Mimi S. H. Ho, Paul R. Appleton, Jennifer Cumming, and Joan L. Duda
This study examined whether the relationships between self-oriented and socially prescribed perfectionism and symptoms of burning out (i.e., reduced accomplishment, emotional and physical exhaustion, sport devaluation, negative affect, and symptoms of physical ill-health) were moderated by hearing ability. A total of 417 athletes (hearing = 205, deaf = 212) completed the Multidimensional Perfectionism Scale (Hewitt & Flett, 1991, 2004), the negative affect subscale of the Positive Affect and Negative Affect Schedule (Watson, Clark, & Tellegen, 1988), the Athlete Burnout Questionnaire (Raedeke & Smith, 2001), and the Physical Symptoms Checklist (Emmons, 1991). Regression analyses revealed the hypothesized relationships were generally consistent across both groups. The current findings provide insight into the potential effects of perfectionism dimensions for hearing and deaf athletes’ health.
Lee-Ann Sharp, Charlotte Woodcock, Mark J.G. Holland, Jennifer Cumming, and Joan L. Duda
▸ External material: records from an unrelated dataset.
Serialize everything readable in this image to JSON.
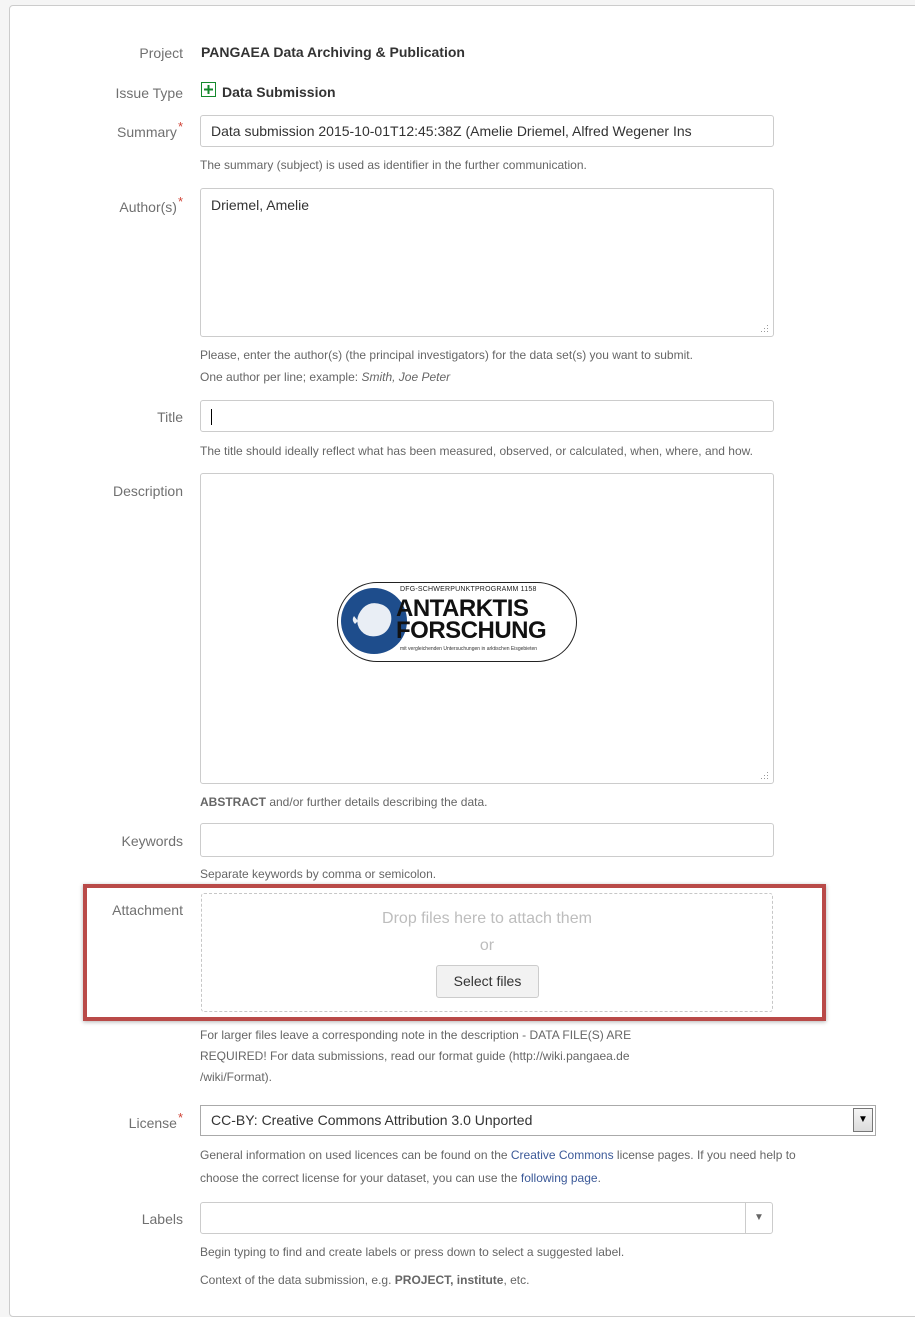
{
  "form": {
    "project": {
      "label": "Project",
      "value": "PANGAEA Data Archiving & Publication"
    },
    "issue_type": {
      "label": "Issue Type",
      "value": "Data Submission",
      "icon": "plus-square-icon"
    },
    "summary": {
      "label": "Summary",
      "required_mark": "*",
      "value": "Data submission 2015-10-01T12:45:38Z (Amelie Driemel, Alfred Wegener Ins",
      "help": "The summary (subject) is used as identifier in the further communication."
    },
    "authors": {
      "label": "Author(s)",
      "required_mark": "*",
      "value": "Driemel, Amelie",
      "help_line1": "Please, enter the author(s) (the principal investigators) for the data set(s) you want to submit.",
      "help_line2_prefix": "One author per line; example: ",
      "help_line2_example": "Smith, Joe Peter"
    },
    "title": {
      "label": "Title",
      "value": "",
      "help": "The title should ideally reflect what has been measured, observed, or calculated, when, where, and how."
    },
    "description": {
      "label": "Description",
      "help_bold": "ABSTRACT",
      "help_rest": " and/or further details describing the data.",
      "logo": {
        "top_text": "DFG-SCHWERPUNKTPROGRAMM 1158",
        "line1": "ANTARKTIS",
        "line2": "FORSCHUNG",
        "bottom_text": "mit vergleichenden Untersuchungen in arktischen Eisgebieten"
      }
    },
    "keywords": {
      "label": "Keywords",
      "value": "",
      "help": "Separate keywords by comma or semicolon."
    },
    "attachment": {
      "label": "Attachment",
      "drop_text": "Drop files here to attach them",
      "or_text": "or",
      "button": "Select files",
      "help_line1": "For larger files leave a corresponding note in the description - DATA FILE(S) ARE",
      "help_line2": "REQUIRED! For data submissions, read our format guide (http://wiki.pangaea.de",
      "help_line3": "/wiki/Format)."
    },
    "license": {
      "label": "License",
      "required_mark": "*",
      "value": "CC-BY: Creative Commons Attribution 3.0 Unported",
      "help_part1": "General information on used licences can be found on the ",
      "help_link1": "Creative Commons",
      "help_part2": " license pages. If you need help to",
      "help_part3": "choose the correct license for your dataset, you can use the ",
      "help_link2": "following page",
      "help_part4": "."
    },
    "labels": {
      "label": "Labels",
      "value": "",
      "help1": "Begin typing to find and create labels or press down to select a suggested label.",
      "help2_prefix": "Context of the data submission, e.g. ",
      "help2_bold": "PROJECT, institute",
      "help2_suffix": ", etc."
    }
  },
  "colors": {
    "required": "#d04437",
    "link": "#3b5998",
    "highlight_border": "#b94a48",
    "icon_green": "#14892c"
  }
}
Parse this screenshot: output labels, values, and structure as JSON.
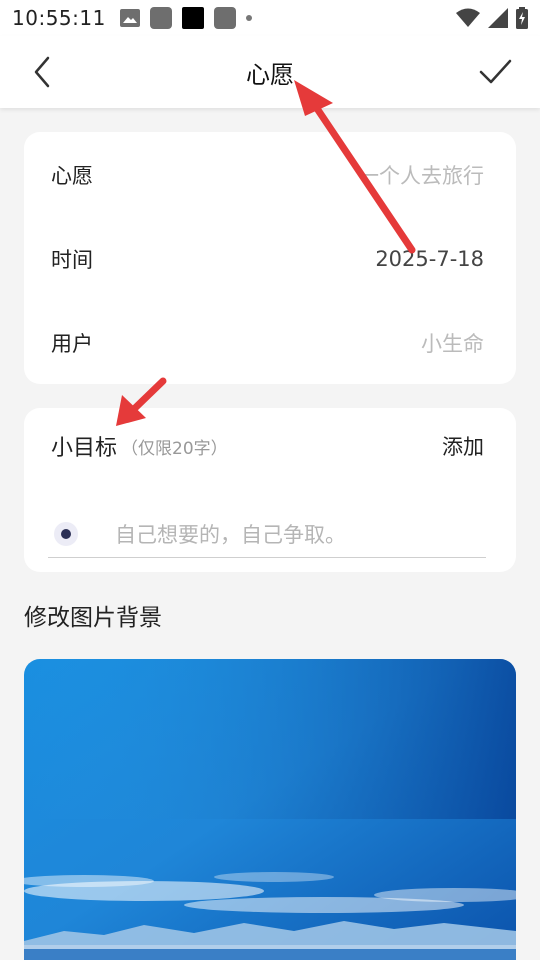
{
  "status_bar": {
    "time": "10:55:11"
  },
  "header": {
    "title": "心愿"
  },
  "info_card": {
    "rows": [
      {
        "label": "心愿",
        "value": "一个人去旅行"
      },
      {
        "label": "时间",
        "value": "2025-7-18"
      },
      {
        "label": "用户",
        "value": "小生命"
      }
    ]
  },
  "goal_card": {
    "title": "小目标",
    "hint": "（仅限20字）",
    "add_label": "添加",
    "item_placeholder": "自己想要的，自己争取。"
  },
  "background_section": {
    "title": "修改图片背景"
  },
  "colors": {
    "accent_arrow": "#e53a3a",
    "card_background": "#ffffff",
    "page_background": "#f4f4f4"
  }
}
The purpose of this investigation was to evaluate the effectiveness of a mental skills training (MST) program for male youth elite rugby athletes. Three focus groups were held with 21 under-16 male rugby athletes and four male coaches involved in the MST program to examine the quality of service delivery, athlete responses to the MST program, the mental qualities used by athletes, and its perceived influence on athlete performance. Following inductive-deductive content analysis, 40 subcategories and 16 categories emerged. Participants believed the MST program to be an interactive, well-planned program that increased athlete understanding of MST methods and awareness of MST strategies to manage rugby performance. Athletes thought it important that their coaches develop a greater knowledge and understanding of MST methods. Finally, athletes perceived the MST skills and methods they learnt through the MST program were transferable to other sports and areas of their life outside of rugby (e.g., school).
Mark J.G. Holland, Charlotte Woodcock, Jennifer Cumming, and Joan L. Duda
Research on the psychological characteristics of elite performers has primarily focused on Olympic and World champions; however, the mental attributes of young developing and talented athletes have received less attention. Addressing this, the current study had two aims: (a) to examine the perceptions held by youth athletes regarding the mental qualities they need to facilitate their development and (b) to investigate the mental techniques used by these athletes. Forty-three male youth rugby players participated in a series of focus groups. Inductive content analysis revealed 11 categories of psychological qualities, including enjoyment, responsibility, adaptability, squad spirit, self-aware learner, determination, confidence, optimal performance state, game sense, attentional focus, and mental toughness. Techniques employed included personal performance strategies, refection on action, taking advantage of a supportive climate, and team-based strategies. Findings are discussed in relation to their implications for mental skills training program development and evaluation in the case of youth elite team sport athletes.